Research shows that, among HPV genotypes, HPV-16 carries the highest risk of anal cancer. HSIL incidence was 37.1 per 100 person-years in men positive for HPV-16 at baseline and 11.6 per 100 person-years in men negative for HPV-16 at baseline. Those numbers translated into a tripled risk of HSIL in men positive for HPV-16 at the baseline visit (HR 3.14, 95% CI 1.71 to 5.74, P = 0.001). Men positive for HPV-16 at baseline and their latest visit ran a 6-fold higher risk of HSIL than men negative for HPV-16 at both visits (HR 6.09, 95% CI 3.02 to 12.3, P < 0.001). HPV-18 positivity at the baseline visit quadrupled chances of incident HSIL (HR 4.21, 95% CI 1.85 to 9.57, P = 0.001). (The quadrivalent and bivalent HPV vaccines target both HPV-16 and HPV-18. US authorities recommend the vaccine for HIV-positive and negative boys and girls and men and women up to age 26 [2].)
Among men who had HSIL at the baseline visit, clearance rates were nearly identical in men with and without HIV (41.7 and 41.8 per 100 person-years, P = 0.831). HPV-16-positive men had almost a 70% lower chance of clearing HSIL (HR 0.32, 95% CI 0.19 to 0.55, P < 0.001). Men with any high-risk HPV genotype had almost an 80% lower chance of clearing HSIL (HR 0.22, 95% CI 0.12 to 0.40, P < 0.001). Men persistently positive for any high-risk HPV type or for HPV-16 were significantly less likely to clear HSIL than negative men.
The Australian team concluded that HSIL is highly prevalent in HIV-positive and negative MSM and highly dynamic, with an overall incidence of 16 per 100 person-years and overall clearance of 42 per 100 person-years. The high clearance rate, they proposed, implies that not all HSIL requires treatment. They suggested targeting treatment for men with persistent HSIL.
Because high-risk HPV positivity predicts both incidence and clearance of HSIL, the researchers suggested that "repeated HPV testing has a role in the full assessment of HSIL before treatment." They called for more research on the role of HPV biomarkers that predict persistent infection.
A US trial that aims to enroll 5000 HIV-positive men and women with HSIL will randomize them to topical or ablative treatment versus close observation to determine whether treating HSIL lowers anal cancer incidence [3].
1. Grulich AE, Jin F, Poynten IM, et al. Incidence and clearance of anal high-grade squamous intraepithelial lesions (HSIL) in HIV positive and HIV negative homosexual men. AIDS 2014. 20th International AIDS Conference. July 20-25, 2014. Melbourne. Abstract WEAB0102.

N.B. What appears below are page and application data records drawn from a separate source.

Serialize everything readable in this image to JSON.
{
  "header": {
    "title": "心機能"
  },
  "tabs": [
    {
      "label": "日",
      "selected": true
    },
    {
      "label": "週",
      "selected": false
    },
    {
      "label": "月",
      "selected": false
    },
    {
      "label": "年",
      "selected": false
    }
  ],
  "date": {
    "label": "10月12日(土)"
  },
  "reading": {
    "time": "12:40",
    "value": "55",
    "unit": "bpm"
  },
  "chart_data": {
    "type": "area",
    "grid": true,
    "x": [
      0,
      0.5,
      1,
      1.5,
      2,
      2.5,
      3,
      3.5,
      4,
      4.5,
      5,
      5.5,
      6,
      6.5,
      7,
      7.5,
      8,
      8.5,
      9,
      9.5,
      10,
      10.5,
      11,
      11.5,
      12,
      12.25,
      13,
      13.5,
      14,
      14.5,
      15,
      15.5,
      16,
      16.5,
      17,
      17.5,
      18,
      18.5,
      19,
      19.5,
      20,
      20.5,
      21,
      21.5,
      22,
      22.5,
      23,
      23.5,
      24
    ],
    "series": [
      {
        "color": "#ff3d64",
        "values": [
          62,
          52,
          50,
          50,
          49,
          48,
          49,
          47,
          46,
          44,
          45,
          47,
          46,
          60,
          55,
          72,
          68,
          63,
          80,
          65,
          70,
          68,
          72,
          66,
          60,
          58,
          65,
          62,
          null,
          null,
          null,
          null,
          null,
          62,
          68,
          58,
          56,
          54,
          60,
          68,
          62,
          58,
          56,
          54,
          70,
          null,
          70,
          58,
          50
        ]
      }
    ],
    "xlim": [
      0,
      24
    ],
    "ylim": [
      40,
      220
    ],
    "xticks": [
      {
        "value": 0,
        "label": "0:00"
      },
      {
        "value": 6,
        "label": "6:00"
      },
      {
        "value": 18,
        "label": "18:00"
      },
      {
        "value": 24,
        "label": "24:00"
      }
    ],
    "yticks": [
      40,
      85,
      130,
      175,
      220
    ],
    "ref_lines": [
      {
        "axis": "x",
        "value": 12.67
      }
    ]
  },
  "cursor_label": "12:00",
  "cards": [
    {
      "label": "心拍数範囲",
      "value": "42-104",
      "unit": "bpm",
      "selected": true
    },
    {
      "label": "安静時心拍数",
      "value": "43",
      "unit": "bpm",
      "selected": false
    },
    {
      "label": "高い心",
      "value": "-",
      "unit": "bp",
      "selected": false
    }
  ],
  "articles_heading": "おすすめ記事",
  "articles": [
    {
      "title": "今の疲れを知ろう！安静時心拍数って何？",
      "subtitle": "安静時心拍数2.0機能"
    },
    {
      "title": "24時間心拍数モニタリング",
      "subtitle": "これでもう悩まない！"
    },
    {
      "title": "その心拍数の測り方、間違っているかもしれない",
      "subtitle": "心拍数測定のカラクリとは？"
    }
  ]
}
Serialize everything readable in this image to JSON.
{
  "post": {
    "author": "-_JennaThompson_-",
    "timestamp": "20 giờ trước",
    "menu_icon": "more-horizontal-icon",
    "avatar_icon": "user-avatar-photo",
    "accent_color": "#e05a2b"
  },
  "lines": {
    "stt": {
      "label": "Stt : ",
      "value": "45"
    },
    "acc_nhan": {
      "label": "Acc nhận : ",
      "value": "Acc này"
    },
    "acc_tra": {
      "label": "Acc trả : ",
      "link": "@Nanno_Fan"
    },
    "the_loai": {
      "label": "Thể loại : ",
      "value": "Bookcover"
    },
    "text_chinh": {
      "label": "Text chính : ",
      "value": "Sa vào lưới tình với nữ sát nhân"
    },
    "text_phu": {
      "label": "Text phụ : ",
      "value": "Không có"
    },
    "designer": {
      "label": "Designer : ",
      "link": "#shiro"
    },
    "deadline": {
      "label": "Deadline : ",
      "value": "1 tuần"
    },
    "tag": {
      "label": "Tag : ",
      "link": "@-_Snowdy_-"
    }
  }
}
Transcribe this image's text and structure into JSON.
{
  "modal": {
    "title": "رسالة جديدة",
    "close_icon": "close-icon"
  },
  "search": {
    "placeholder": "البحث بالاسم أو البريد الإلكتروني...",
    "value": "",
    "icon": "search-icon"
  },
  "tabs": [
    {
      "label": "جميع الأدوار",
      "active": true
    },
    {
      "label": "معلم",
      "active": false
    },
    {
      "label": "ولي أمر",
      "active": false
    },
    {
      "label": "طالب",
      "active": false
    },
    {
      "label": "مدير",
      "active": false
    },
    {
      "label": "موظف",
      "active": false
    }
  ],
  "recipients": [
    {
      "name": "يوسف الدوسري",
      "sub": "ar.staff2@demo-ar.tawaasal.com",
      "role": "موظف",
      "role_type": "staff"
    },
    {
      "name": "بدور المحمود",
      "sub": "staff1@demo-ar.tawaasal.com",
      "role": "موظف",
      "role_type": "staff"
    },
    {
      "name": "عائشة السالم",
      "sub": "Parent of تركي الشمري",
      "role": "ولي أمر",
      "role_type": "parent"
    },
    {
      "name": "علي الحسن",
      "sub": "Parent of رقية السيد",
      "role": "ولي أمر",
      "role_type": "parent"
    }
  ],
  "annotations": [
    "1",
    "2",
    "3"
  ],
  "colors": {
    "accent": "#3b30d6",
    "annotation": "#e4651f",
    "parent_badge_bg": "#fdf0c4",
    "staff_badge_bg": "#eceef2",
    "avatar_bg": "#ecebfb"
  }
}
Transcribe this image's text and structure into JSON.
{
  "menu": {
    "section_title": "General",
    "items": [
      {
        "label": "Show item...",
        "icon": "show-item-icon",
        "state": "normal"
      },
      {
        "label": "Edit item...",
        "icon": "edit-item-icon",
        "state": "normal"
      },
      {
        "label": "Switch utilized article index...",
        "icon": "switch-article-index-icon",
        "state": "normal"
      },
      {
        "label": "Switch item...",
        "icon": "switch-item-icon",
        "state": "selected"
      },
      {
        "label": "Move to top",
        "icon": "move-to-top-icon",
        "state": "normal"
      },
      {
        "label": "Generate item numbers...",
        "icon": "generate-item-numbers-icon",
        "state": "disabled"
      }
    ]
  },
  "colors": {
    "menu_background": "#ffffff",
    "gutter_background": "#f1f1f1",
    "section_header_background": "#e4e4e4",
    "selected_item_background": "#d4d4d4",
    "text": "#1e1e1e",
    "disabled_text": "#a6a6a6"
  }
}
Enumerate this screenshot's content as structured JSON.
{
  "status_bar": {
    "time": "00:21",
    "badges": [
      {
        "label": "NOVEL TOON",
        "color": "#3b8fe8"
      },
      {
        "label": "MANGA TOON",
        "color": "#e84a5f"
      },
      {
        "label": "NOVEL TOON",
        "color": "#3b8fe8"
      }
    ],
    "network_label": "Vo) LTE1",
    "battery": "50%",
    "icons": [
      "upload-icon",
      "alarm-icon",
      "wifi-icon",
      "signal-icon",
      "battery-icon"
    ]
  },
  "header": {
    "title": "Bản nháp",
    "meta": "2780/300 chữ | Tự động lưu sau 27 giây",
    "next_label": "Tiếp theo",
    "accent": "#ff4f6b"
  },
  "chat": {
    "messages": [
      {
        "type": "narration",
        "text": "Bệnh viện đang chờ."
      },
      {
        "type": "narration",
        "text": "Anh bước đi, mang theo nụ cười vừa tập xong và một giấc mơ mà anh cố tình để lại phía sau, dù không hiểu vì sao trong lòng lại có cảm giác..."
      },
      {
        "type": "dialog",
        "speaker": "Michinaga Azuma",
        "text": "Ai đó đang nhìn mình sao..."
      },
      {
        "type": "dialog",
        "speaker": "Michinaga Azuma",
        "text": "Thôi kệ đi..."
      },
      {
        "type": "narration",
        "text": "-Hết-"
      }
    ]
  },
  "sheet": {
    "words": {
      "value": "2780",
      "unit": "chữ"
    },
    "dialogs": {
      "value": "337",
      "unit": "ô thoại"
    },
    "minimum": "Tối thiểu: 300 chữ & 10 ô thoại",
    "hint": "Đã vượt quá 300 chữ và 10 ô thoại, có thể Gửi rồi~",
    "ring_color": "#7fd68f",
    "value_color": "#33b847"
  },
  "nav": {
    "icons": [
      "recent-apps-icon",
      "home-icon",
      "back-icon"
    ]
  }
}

2. Centers for Disease Control and Prevention. Human papillomavirus (HPV) ACID vaccine recommendations. http://www.cdc.gov/vaccines/hcp/acip-recs/vacc-specific/hpv.html
3. ClinicalTrials.gov. Topical or ablative treatment in preventing anal cancer in patients with HIV and anal high-grade squamous intraepithelial lesions. http://clinicaltrials.gov/ct2/show/NCT02135419